Although Displayr has a number of built-in icons ready to use, it may happen that you want your own custom icon in your visualizations. This article will take you through the general steps to create your own icons: time to bring out the artist inside!
- Unless you're a graphic designer, you will most likely want to find an icon online to use as a template or base for your design. A quick search for your theme and ".svg" or "vector" along with "icon" is likely to throw up any number of public domain / free results. Do take care to ensure that the website you download your base image from gives you a license to use it for commercial purposes.
- Vector graphics editing software. A very popular freeware option is Inkscape
Step 1 - Create your Icon Images
The following are general steps for a workflow for creating your own icons. The actual steps will vary depending on the software you use, and your preferences.
- Find a base icon that you like, or design one from scratch (for the brave!). Ensure it's in a standard vector format file, e.g. .svg.
- Open the vector file in your preferred editing software, and create your "unfilled" icon. This should represent the state of the icon as it looks when it's got 0% worth of data to reflect. In the example below, the unfilled thermometer icon is on the left. Save this as a new .svg file.
- Next, create your "filled" icon. The color used here will be fixed in the final version in your report, so you may need to create multiple versions if you want different colors for different sections of your report. This icon should reflect the 100% filled version of the image. The image on the right, below, is the "filled" version of the same thermometer - save this, too, as a new .svg file.

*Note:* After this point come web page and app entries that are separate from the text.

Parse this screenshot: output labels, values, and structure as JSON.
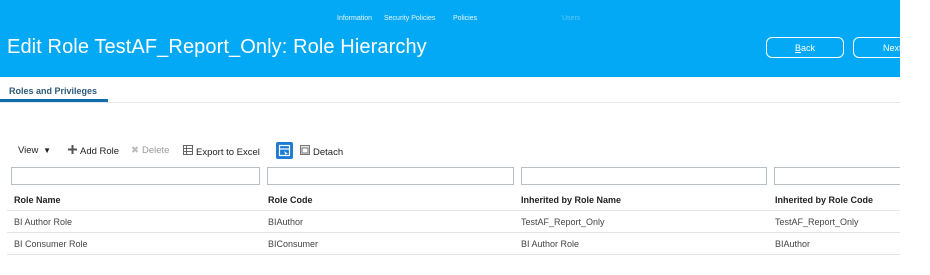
{
  "top_nav": [
    "Information",
    "Security Policies",
    "Policies",
    "Users"
  ],
  "page_title": "Edit Role TestAF_Report_Only: Role Hierarchy",
  "buttons": {
    "back_prefix": "",
    "back_u": "B",
    "back_rest": "ack",
    "next": "Next"
  },
  "tabs": [
    {
      "label": "Roles and Privileges"
    }
  ],
  "toolbar": {
    "view": "View",
    "add_role": "Add Role",
    "delete": "Delete",
    "export": "Export to Excel",
    "detach": "Detach"
  },
  "filters": [
    {
      "placeholder": "",
      "value": ""
    },
    {
      "placeholder": "",
      "value": ""
    },
    {
      "placeholder": "",
      "value": ""
    },
    {
      "placeholder": "",
      "value": ""
    }
  ],
  "table": {
    "columns": [
      "Role Name",
      "Role Code",
      "Inherited by Role Name",
      "Inherited by Role Code"
    ],
    "rows": [
      [
        "BI Author Role",
        "BIAuthor",
        "TestAF_Report_Only",
        "TestAF_Report_Only"
      ],
      [
        "BI Consumer Role",
        "BIConsumer",
        "BI Author Role",
        "BIAuthor"
      ]
    ]
  },
  "colors": {
    "header_bg": "#03a9f4",
    "tab_text": "#2c5a7a",
    "tab_underline": "#0f6dac",
    "detach_highlight": "#1c7cd5"
  },
  "icons": {
    "view": "caret-down-icon",
    "add": "plus-icon",
    "delete": "x-icon",
    "export": "spreadsheet-icon",
    "freeze": "freeze-column-icon",
    "detach": "detach-icon"
  }
}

- When you're happy with your design, it's time to upload your .svg files to a location online that's publicly accessible, e.g. in your Dropbox, Google Drive, or similar, where you can create a link that can be shared with anyone without the need to log into the location where the icon is saved. A good way to test that the icon is accessible is to upload it, generate the link to the image, and then open that link directly in an incognito browser window. If that works and the image loads, then it'll work in Displayr.
When designing your icons, it's worth considering how they get used by Displayr. The unfilled icon is displayed on screen as-is. Displayr then takes the input value(s) and cuts the filled version down to that proportion based on the height or width (depending on your direction of fill). So if your fill percentage is, say, 33% then Displayr takes 33% from the bottom of the filled icon, and places that directly on top of the unfilled version.
As a consequence of this, if you're using outlines or object borders (as in the example here where the thermometer is a "thing" that gets filled), they should be present in both versions of the image.
Step 2 - Create your Pictograph Output in Displayr
See How to Use a Custom Icon in a Pictograph for full instructions. Once my pictograph is created, using a 33% fill as an example, you'll get this:
The same processes apply to other pictograph visualization types, for example, the Repeated Icon: